----- RECORDS TO PROCESS
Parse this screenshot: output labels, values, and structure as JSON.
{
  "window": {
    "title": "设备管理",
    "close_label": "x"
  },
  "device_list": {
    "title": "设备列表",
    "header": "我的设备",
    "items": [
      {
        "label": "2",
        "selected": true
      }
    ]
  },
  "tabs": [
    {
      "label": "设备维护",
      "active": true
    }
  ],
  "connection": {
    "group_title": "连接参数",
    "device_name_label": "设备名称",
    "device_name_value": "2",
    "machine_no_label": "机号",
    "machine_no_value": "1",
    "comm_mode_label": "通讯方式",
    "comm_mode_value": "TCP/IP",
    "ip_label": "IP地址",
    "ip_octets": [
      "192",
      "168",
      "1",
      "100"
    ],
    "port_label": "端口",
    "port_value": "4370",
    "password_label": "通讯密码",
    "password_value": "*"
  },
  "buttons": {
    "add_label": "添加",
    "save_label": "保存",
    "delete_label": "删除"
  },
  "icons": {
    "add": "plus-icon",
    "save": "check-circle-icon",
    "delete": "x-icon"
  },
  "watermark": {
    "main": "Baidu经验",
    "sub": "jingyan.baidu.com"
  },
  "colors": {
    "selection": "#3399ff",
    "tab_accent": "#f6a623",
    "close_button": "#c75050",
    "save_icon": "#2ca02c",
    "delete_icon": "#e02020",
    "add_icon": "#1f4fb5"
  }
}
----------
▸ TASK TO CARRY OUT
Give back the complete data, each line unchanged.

▸ RESULT OF THIS EXERCISE
Parse this screenshot: output labels, values, and structure as JSON.
{
  "window": {
    "title": "设备管理",
    "close_label": "x"
  },
  "device_list": {
    "title": "设备列表",
    "header": "我的设备",
    "items": [
      {
        "label": "2",
        "selected": true
      }
    ]
  },
  "tabs": [
    {
      "label": "设备维护",
      "active": true
    }
  ],
  "connection": {
    "group_title": "连接参数",
    "device_name_label": "设备名称",
    "device_name_value": "2",
    "machine_no_label": "机号",
    "machine_no_value": "1",
    "comm_mode_label": "通讯方式",
    "comm_mode_value": "TCP/IP",
    "ip_label": "IP地址",
    "ip_octets": [
      "192",
      "168",
      "1",
      "100"
    ],
    "port_label": "端口",
    "port_value": "4370",
    "password_label": "通讯密码",
    "password_value": "*"
  },
  "buttons": {
    "add_label": "添加",
    "save_label": "保存",
    "delete_label": "删除"
  },
  "icons": {
    "add": "plus-icon",
    "save": "check-circle-icon",
    "delete": "x-icon"
  },
  "watermark": {
    "main": "Baidu经验",
    "sub": "jingyan.baidu.com"
  },
  "colors": {
    "selection": "#3399ff",
    "tab_accent": "#f6a623",
    "close_button": "#c75050",
    "save_icon": "#2ca02c",
    "delete_icon": "#e02020",
    "add_icon": "#1f4fb5"
  }
}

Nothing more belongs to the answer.